But what actually is IoT, and how is it harnessed to provide healthcare services? This article will review these questions while shedding light on the benefits of IoT in the healthcare industry.

The Internet of Things (IoT)

You’re most likely familiar with IoT, even though you might not recognize the name.  IoT describes connected physical objects (or collections of such objects) with processing ability, sensors, and software technologies that allow them to communicate.

A everyday example of an IoT ecosystem is a smart home, with interconnected devices like lighting fixtures, cameras, smart speakers, smart TVs, and other home appliances.  The ecosystem can be controlled by other devices connected to the ecosystem, such as a smartphone.

How the IoT is used in Healthcare

IoT has a four-stage process in which data is gathered and used for medical purposes.  The stages are outlined as follows:

Step 1: Data Collection

This stage involves the distribution of interconnected devices with IoT tags.  These devices collect data using monitors, sensors, detectors, and other means of gathering medical data.

Step 2: Data Conversion

The data from the interconnected IoT devices are usually recorded in analog form.  The analog data has to be compiled and converted to digital form to facilitate further processing.

Step 3: Data Sorting

After compilation and digitization, the data is sifted, standardized, and pre-processed.  After the sorting process, the data is moved to data centers or cloud platforms, making the data available for a variety of end-use cases.

Step 4: Data Usage

The data from the devices are analyzed and harnessed as needed.  IoT can aid in the provision of better care, improved diagnosis, superior healthcare performance, reduced patient costs, and decreased healthcare provider expenses.

Benefits of IoT in Healthcare

IoT is making quite an impact on medical care.  It’s use in healthcare has become prevalent enough to earn its own designation:  IoMT (Internet of Medical Things).  It enables the creation of ever-improving medical equipment and treatment techniques; some example areas are highlighted below:

Improved Connectivity and Communication

IoMT devices can automate healthcare workflow with various technologies and facilities.
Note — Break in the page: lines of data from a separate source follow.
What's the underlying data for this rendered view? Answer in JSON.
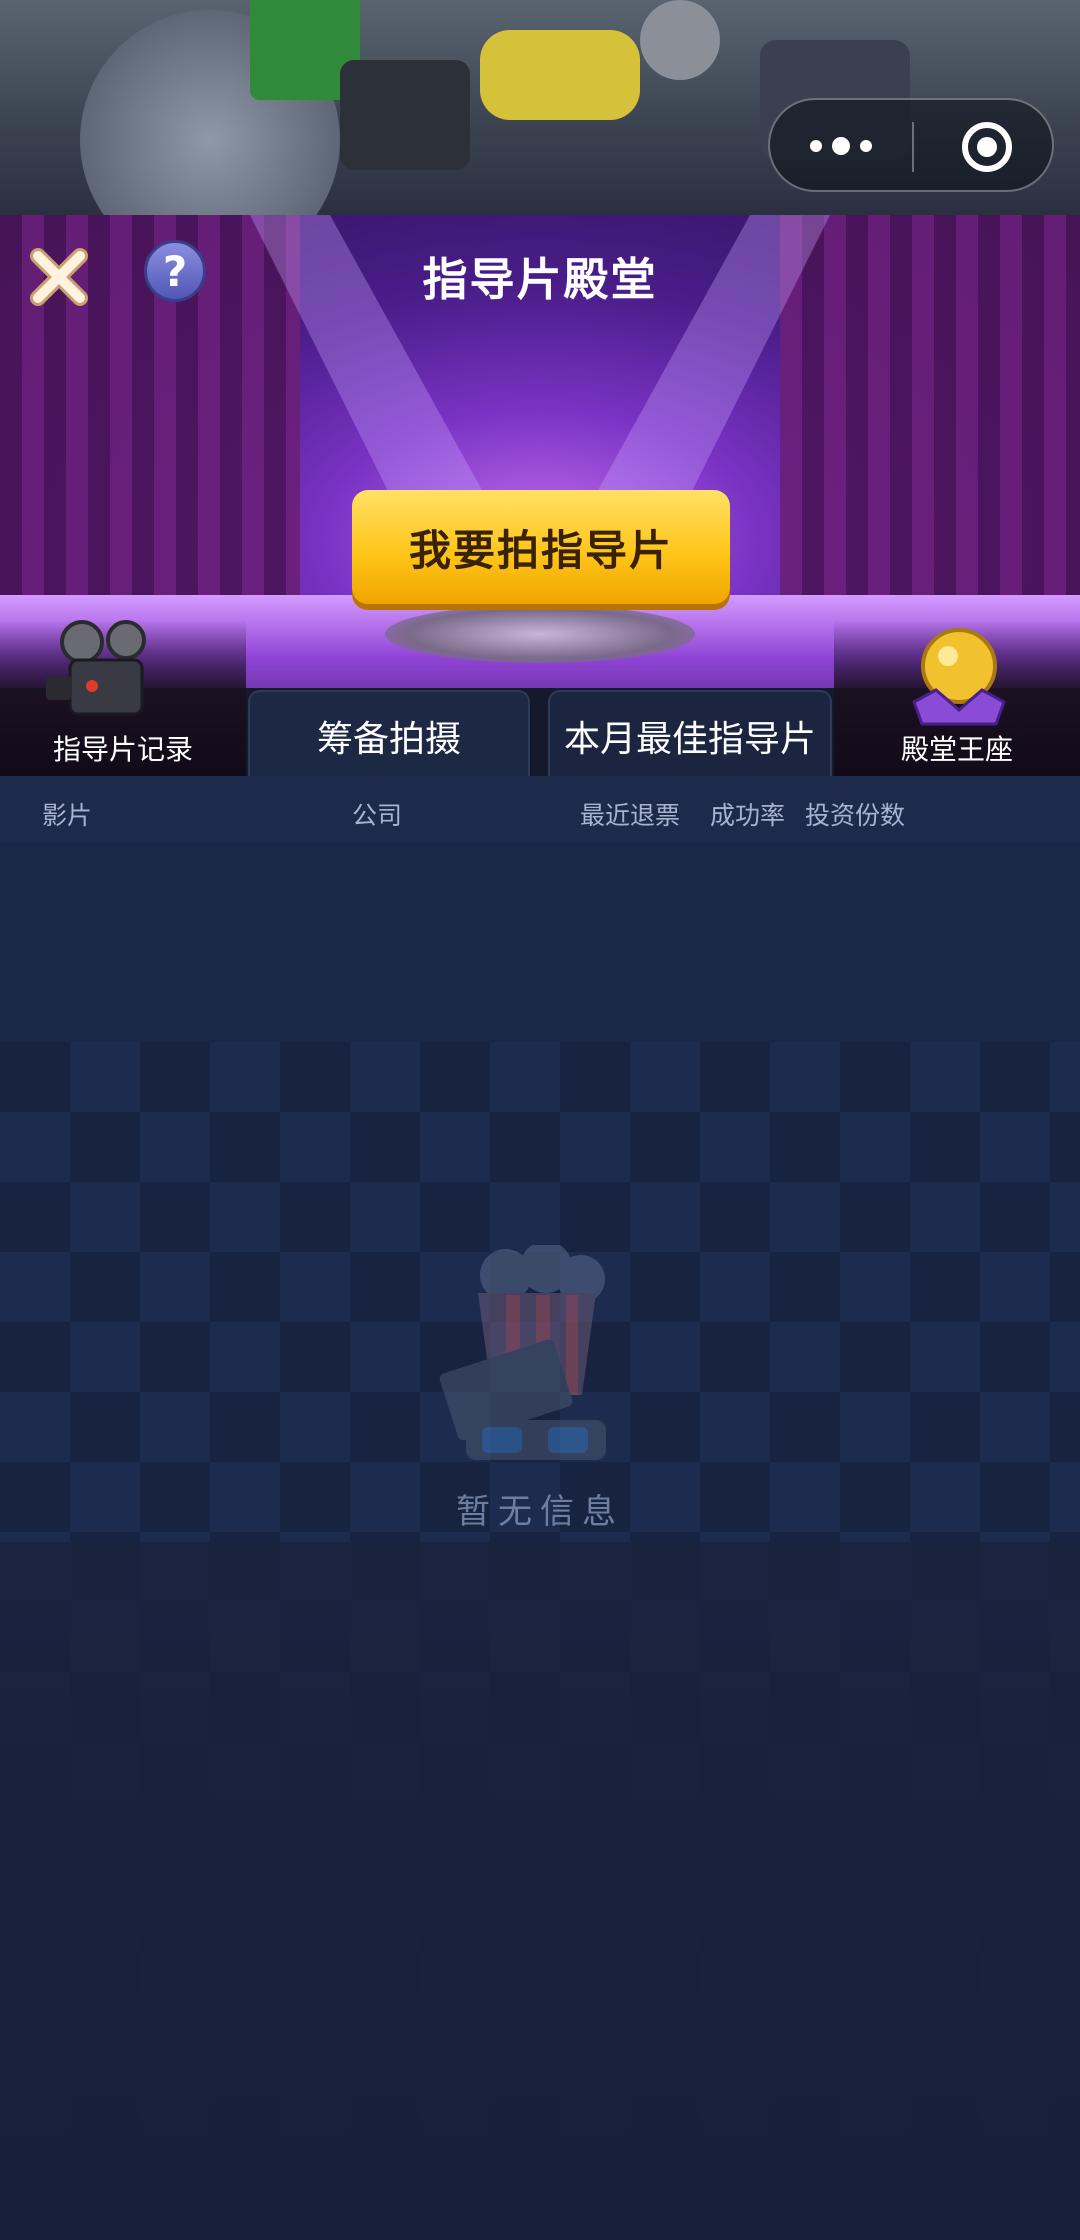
{
  "header": {
    "title": "指导片殿堂"
  },
  "main_button": {
    "label": "我要拍指导片"
  },
  "left_corner": {
    "label": "指导片记录"
  },
  "right_corner": {
    "label": "殿堂王座"
  },
  "tabs": [
    {
      "label": "筹备拍摄"
    },
    {
      "label": "本月最佳指导片"
    }
  ],
  "columns": [
    "影片",
    "公司",
    "最近退票",
    "成功率",
    "投资份数"
  ],
  "empty_state": {
    "text": "暂无信息"
  },
  "icons": {
    "close": "close-icon",
    "help": "help-icon",
    "more": "more-dots-icon",
    "target": "target-icon",
    "projector": "film-projector-icon",
    "throne": "golden-orb-crown-icon",
    "popcorn": "popcorn-icon"
  },
  "colors": {
    "button_yellow": "#ffc61a",
    "stage_purple": "#7a33c4",
    "background": "#1a2747"
  }
}
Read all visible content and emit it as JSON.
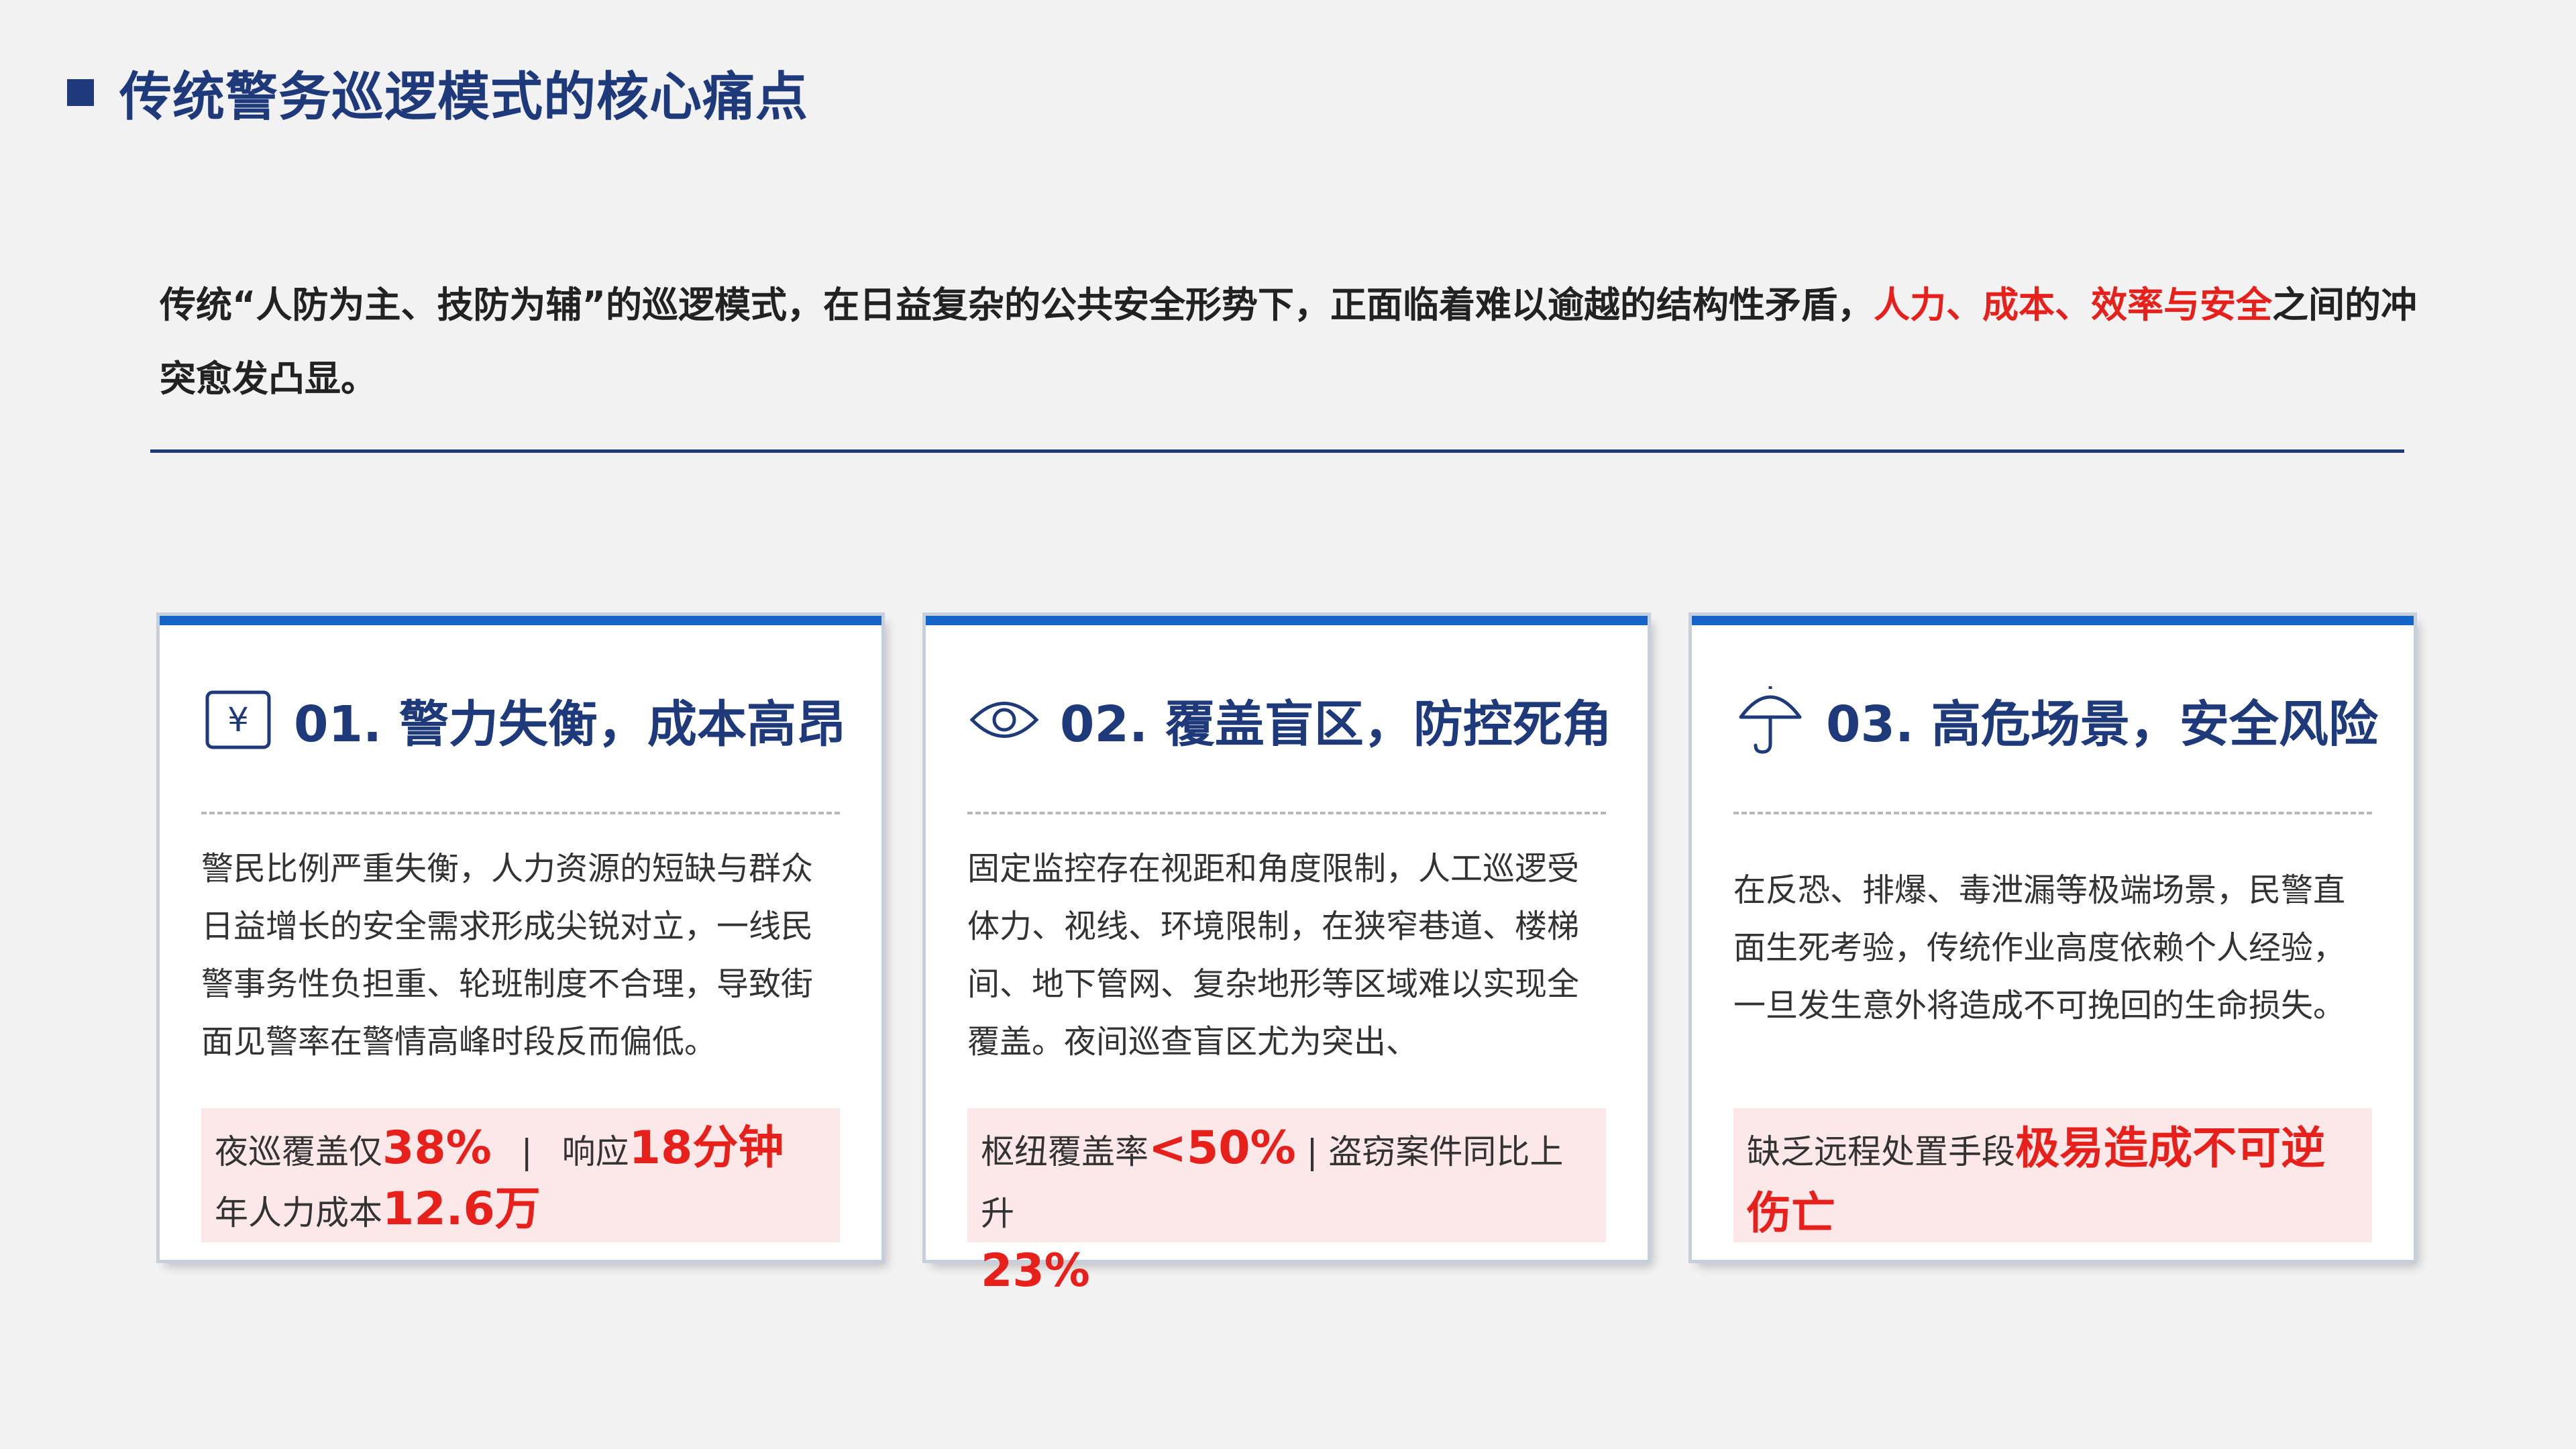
{
  "page": {
    "title": "传统警务巡逻模式的核心痛点",
    "intro_prefix": "传统“人防为主、技防为辅”的巡逻模式，在日益复杂的公共安全形势下，正面临着难以逾越的结构性矛盾，",
    "intro_highlight": "人力、成本、效率与安全",
    "intro_suffix": "之间的冲突愈发凸显。"
  },
  "colors": {
    "primary": "#1f3a7a",
    "accent_top": "#1565c8",
    "highlight": "#e8201b",
    "stat_bg": "#fce8e8"
  },
  "cards": [
    {
      "icon": "yen-icon",
      "title": "01. 警力失衡，成本高昂",
      "body": "警民比例严重失衡，人力资源的短缺与群众日益增长的安全需求形成尖锐对立，一线民警事务性负担重、轮班制度不合理，导致街面见警率在警情高峰时段反而偏低。",
      "stat_line1_a": "夜巡覆盖仅",
      "stat_line1_b": "38%",
      "stat_line1_sep": "|",
      "stat_line1_c": "响应",
      "stat_line1_d": "18分钟",
      "stat_line2_a": "年人力成本",
      "stat_line2_b": "12.6万"
    },
    {
      "icon": "eye-icon",
      "title": "02. 覆盖盲区，防控死角",
      "body": "固定监控存在视距和角度限制，人工巡逻受体力、视线、环境限制，在狭窄巷道、楼梯间、地下管网、复杂地形等区域难以实现全覆盖。夜间巡查盲区尤为突出、",
      "stat_a": "枢纽覆盖率",
      "stat_b": "<50%",
      "stat_c": " | 盗窃案件同比上升",
      "stat_d": "23%"
    },
    {
      "icon": "umbrella-icon",
      "title": "03. 高危场景，安全风险",
      "body": "在反恐、排爆、毒泄漏等极端场景，民警直面生死考验，传统作业高度依赖个人经验，一旦发生意外将造成不可挽回的生命损失。",
      "stat_a": "缺乏远程处置手段",
      "stat_b": "极易造成不可逆伤亡"
    }
  ]
}
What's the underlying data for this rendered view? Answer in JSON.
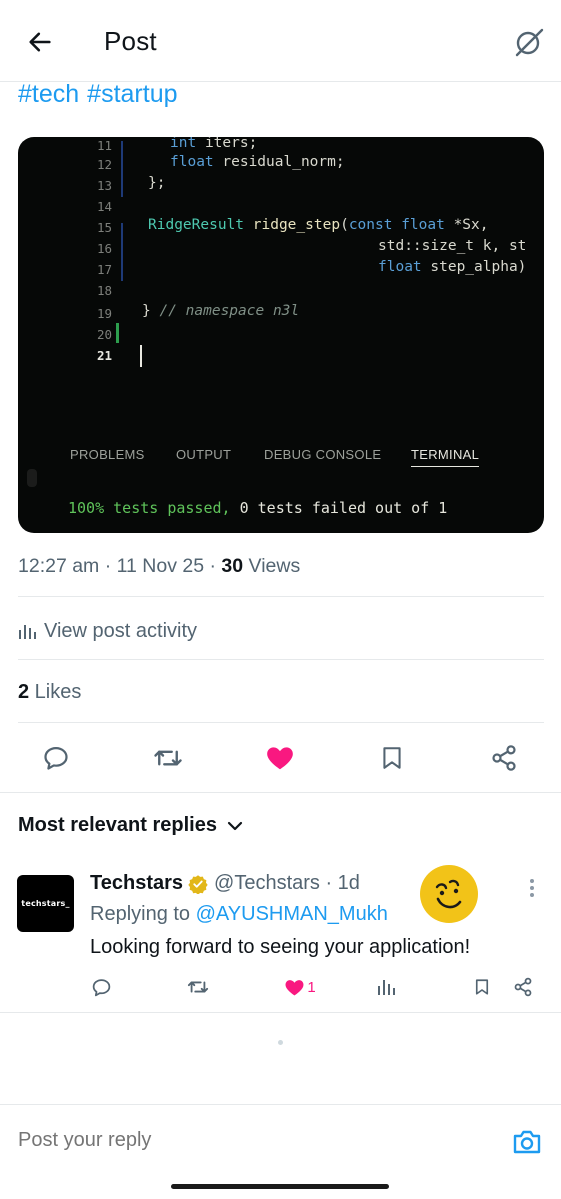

Incorporating IoMT devices in healthcare allows for the use of artificial intelligence, information exchange, and device interoperability.  The technologies employed in IoMT change the way healthcare providers make diagnoses and treat diseases.

Research

IoMT devices collect massive amounts of data within a relatively short time.  The data collected this way can then be used for research and statistical studies.  So, while saving time, IoT devices also cut research costs.

Remote Medical Care

IoMT has also improved medical response time and effort by allowing healthcare providers to assess patients’ vitals without the need for travel by both parties.  For example, patients can video conference a doctor from home with smart mobile apps, while medical professionals can check the patient’s data and diagnose the patient’s ailment remotely.

Vitals Tracking

IoMT devices can gather signs of disease and share them with healthcare providers in real-time.  This allows patients and doctors to monitor vitals, predict disease, or administer preventive medication.  Tracking also allows doctors to follow a patient’s condition over the course of time, rather than just getting a cross-sectional glimpse of time during a visit.  This leads to increased accuracy, improved treatment plans, and higher quality patient care delivery.

Simultaneous Monitoring and Reporting

Interconnected devices facilitate remote health monitoring by alerting patients and doctors to warning signs that might go unnoticed.  In an emergency, IoMT devices alert the proper authorities. In addition to monitoring a patient’s vitals in real-time, IoMT devices use a mobile device’s data connectivity to send a patient’s medical data to a physician or a cloud platform.

Conclusion

IoT, and especially IoMT, faces some significant challenges, among the most prominent being privacy and data security.  Also, while IoMT significantly reduces the cost of research, it is still rather expense for the average person to afford such IoMT devices.  However, as technology improves and policies around these new frontiers concretize, these issues will presumably win some sort of resolution, thereby making medical IoMT technology more accessible to the general public.  As IoMT becomes more accepted and commonplace, adapting to the utilization of IoMT will be an important next step for healthcare facilities and private practice owners.  

So why is a marketing firm like Acquire Patients discussing IoMT? Because aligning technologically-driven care to the technologically-informed patient (who is becoming the ever-growing norm), is one critical dimension of the “product-market fit” healthcare organizations must be vigilant of in their targeted messaging and brand positioning strategies.  Those organizations who keep-up with the latest IoMT technologies, successfully market their utilization of said innovations, and gainfully capture the reimbursement and/or cash-pay potentiality therein, will prosper as patients increasingly demand the precision and accuracy of such technologically-driven care.